tion, is very short; that it flies like a dream,—that it speeds like the wind.
II. What is your life in its security?—It is uncertain ;— at any moment your hold on it may be loosed, and it may be gone forever. In allusion to the remark of David, that "there is but a step between us and death," most strikingly has it been said, "that the whole course of life is ever parallel,-side by side with death; that death is not a precipice at a distance, toward which we are gradually coming, and over which we must bye and bye plunge, but a precipice, on the very brink of which we are all the while walking, and over which at any instant we may fall." We are ever on the verge of life, always on the confines of eternity, always close upon the judgment, within a single step either of heaven or hell!
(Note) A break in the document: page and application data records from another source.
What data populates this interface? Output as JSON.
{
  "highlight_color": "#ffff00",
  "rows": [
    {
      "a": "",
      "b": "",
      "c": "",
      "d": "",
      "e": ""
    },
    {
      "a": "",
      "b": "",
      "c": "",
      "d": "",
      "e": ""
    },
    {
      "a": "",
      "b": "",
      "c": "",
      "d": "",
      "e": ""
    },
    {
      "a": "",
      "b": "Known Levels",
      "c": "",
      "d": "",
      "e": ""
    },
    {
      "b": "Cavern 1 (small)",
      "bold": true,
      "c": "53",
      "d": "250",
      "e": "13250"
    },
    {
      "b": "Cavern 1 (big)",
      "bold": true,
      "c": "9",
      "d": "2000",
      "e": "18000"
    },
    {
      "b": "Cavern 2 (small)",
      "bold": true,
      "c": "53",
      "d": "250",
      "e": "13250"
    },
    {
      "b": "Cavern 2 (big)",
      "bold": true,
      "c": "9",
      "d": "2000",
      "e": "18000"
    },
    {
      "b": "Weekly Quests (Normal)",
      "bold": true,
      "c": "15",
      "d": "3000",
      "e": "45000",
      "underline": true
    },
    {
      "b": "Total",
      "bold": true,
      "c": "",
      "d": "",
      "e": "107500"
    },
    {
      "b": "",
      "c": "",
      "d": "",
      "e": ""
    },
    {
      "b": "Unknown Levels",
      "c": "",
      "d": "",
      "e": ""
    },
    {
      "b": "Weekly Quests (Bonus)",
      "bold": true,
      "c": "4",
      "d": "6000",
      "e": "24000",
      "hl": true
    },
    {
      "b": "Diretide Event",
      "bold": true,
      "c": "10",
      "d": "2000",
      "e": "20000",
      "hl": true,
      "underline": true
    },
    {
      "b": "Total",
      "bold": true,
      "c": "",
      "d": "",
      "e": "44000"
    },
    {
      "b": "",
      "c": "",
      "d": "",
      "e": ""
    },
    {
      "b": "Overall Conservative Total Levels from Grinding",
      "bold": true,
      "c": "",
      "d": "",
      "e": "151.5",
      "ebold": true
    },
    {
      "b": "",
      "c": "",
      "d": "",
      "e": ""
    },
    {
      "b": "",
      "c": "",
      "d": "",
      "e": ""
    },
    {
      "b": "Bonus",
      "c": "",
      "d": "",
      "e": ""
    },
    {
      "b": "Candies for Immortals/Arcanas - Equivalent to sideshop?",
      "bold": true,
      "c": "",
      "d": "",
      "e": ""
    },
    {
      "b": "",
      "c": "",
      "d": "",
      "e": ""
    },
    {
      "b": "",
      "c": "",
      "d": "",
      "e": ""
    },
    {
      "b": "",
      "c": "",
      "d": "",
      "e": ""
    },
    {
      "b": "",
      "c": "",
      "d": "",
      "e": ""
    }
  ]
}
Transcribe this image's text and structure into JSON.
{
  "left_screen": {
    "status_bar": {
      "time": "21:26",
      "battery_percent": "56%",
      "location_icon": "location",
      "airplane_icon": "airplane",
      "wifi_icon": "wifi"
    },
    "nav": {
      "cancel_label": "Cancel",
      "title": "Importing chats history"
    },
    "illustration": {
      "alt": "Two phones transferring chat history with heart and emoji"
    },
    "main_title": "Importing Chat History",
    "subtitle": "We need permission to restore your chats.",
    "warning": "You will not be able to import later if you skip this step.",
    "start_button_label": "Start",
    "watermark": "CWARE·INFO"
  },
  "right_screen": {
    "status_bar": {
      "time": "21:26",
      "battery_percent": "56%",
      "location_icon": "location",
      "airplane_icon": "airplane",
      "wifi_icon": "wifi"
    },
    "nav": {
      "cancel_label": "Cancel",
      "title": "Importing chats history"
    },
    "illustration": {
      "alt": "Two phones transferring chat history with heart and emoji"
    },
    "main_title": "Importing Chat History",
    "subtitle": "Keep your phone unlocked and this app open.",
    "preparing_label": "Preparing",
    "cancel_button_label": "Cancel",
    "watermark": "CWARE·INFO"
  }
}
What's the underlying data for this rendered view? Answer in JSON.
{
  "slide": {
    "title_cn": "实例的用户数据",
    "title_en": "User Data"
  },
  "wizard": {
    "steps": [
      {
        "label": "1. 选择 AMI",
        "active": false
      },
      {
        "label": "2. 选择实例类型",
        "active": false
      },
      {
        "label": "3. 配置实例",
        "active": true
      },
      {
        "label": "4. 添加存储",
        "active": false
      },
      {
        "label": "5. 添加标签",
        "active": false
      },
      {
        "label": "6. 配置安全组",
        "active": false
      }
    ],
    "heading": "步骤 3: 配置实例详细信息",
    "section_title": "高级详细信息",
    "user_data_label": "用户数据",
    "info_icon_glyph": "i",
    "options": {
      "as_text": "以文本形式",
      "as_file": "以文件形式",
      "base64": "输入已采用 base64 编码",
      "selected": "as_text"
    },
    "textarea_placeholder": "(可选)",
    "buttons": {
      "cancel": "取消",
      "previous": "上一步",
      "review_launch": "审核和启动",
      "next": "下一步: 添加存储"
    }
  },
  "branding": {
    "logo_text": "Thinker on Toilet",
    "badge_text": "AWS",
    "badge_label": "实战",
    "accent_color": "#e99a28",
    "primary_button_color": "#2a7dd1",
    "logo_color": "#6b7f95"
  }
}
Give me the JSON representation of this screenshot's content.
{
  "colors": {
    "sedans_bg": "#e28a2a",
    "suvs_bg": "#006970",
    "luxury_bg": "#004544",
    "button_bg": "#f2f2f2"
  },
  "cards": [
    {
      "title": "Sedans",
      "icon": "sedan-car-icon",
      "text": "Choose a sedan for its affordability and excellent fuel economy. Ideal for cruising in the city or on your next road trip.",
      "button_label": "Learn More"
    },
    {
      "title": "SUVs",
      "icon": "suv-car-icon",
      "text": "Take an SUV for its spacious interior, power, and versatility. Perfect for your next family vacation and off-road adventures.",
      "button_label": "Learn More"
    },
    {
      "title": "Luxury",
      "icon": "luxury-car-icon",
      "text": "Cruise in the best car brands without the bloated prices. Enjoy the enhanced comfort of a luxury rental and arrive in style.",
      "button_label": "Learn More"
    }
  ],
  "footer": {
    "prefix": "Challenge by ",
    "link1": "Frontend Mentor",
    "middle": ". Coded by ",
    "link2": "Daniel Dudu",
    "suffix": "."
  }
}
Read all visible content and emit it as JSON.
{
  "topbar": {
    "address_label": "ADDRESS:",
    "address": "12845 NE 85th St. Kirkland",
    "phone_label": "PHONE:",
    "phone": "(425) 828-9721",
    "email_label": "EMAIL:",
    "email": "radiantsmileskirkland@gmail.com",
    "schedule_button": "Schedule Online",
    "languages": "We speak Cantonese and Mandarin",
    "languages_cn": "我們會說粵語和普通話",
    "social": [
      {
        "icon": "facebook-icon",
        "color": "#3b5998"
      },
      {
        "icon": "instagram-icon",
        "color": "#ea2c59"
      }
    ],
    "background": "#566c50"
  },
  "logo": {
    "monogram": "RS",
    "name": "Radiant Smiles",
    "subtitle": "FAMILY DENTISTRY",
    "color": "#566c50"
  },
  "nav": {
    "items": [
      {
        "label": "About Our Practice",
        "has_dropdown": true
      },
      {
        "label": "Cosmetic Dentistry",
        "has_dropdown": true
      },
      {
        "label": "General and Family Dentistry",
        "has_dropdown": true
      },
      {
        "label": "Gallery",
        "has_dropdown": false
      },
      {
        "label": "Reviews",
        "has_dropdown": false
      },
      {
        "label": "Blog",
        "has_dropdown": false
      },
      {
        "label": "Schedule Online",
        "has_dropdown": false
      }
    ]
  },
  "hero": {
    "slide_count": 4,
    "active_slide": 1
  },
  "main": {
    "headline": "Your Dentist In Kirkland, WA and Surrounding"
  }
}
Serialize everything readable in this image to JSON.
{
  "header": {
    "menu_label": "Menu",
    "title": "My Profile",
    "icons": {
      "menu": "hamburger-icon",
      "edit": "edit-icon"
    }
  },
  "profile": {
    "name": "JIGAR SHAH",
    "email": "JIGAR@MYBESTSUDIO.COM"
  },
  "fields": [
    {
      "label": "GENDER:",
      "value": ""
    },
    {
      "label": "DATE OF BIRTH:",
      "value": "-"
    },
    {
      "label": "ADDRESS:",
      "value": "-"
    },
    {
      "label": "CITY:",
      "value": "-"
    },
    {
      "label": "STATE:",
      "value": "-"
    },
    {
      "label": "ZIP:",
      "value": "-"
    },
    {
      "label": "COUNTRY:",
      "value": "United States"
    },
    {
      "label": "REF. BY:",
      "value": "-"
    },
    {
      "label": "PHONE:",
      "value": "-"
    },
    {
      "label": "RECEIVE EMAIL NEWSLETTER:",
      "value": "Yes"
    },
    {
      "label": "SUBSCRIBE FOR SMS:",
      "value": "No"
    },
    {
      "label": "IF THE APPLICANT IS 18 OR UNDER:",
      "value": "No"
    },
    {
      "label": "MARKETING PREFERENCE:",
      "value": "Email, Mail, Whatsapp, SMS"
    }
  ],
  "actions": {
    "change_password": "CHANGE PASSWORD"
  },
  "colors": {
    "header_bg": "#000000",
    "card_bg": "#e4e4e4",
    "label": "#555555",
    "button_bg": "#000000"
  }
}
And between the path we tread and the gulf by our side, there is no barrier to guard usnothing to save us from falling-as others have fallen, at every point of that path. There is no certainty in your life. A single breath may blight, or an insect undermine it. A very moth may sever some one of the thousand cords that bind you to exisence, or disease may breathe upon you, and you are gone! It is only to shut out a little air; only to let in some floating atom to rankle in your vitals; only to touch you with the finger of sickness, and all will soon be over, and your health, and bloom, and hopes will perish together in the grave. The Word of God declares, and every day confirms it, that life is of all things the most uncertain. Like the dew on the grass, it is exhaled in a moment. Like the leaf, before the autumn's breath, it fades ere we think it. Like the vapor, the cloud, the dream, it is gone. Like the wave it passes while we behold it. Like the flower it withers and dies; and, as in the twinkling of an eye, we are in eternity!
III. What is your life in its objects?-God has given, and he is continuing your days for high and important ends. He is sparing you in life that in it you may prepare for your entire existence: that you may put away the moral stain, and break from the ruling power of sin; that you may turn to the ways of holiness, and seek his favor, and enter his service; that by his grace you may elevate and improve and ennoble your entire nature; that as physical, mental, social, and moral beings, you may aim at the highest possible perfection and strive for it, with all diligence and prayerfulness, with all your own, and all of God's imparted strength. Life is the only season in which to mould yourself for immortality, to fix your grasp on heaven, to make God your friend; the only season for doing or getting good, for blessing your fellow men, and taking them with you to the skies. These are the great objects of life; and when it is once ended they can never be secured. The victory once unwon, it never can be gained the prize once lost, it can never be recovered. To all eternity you may weep and lament it, but tears and lamentations will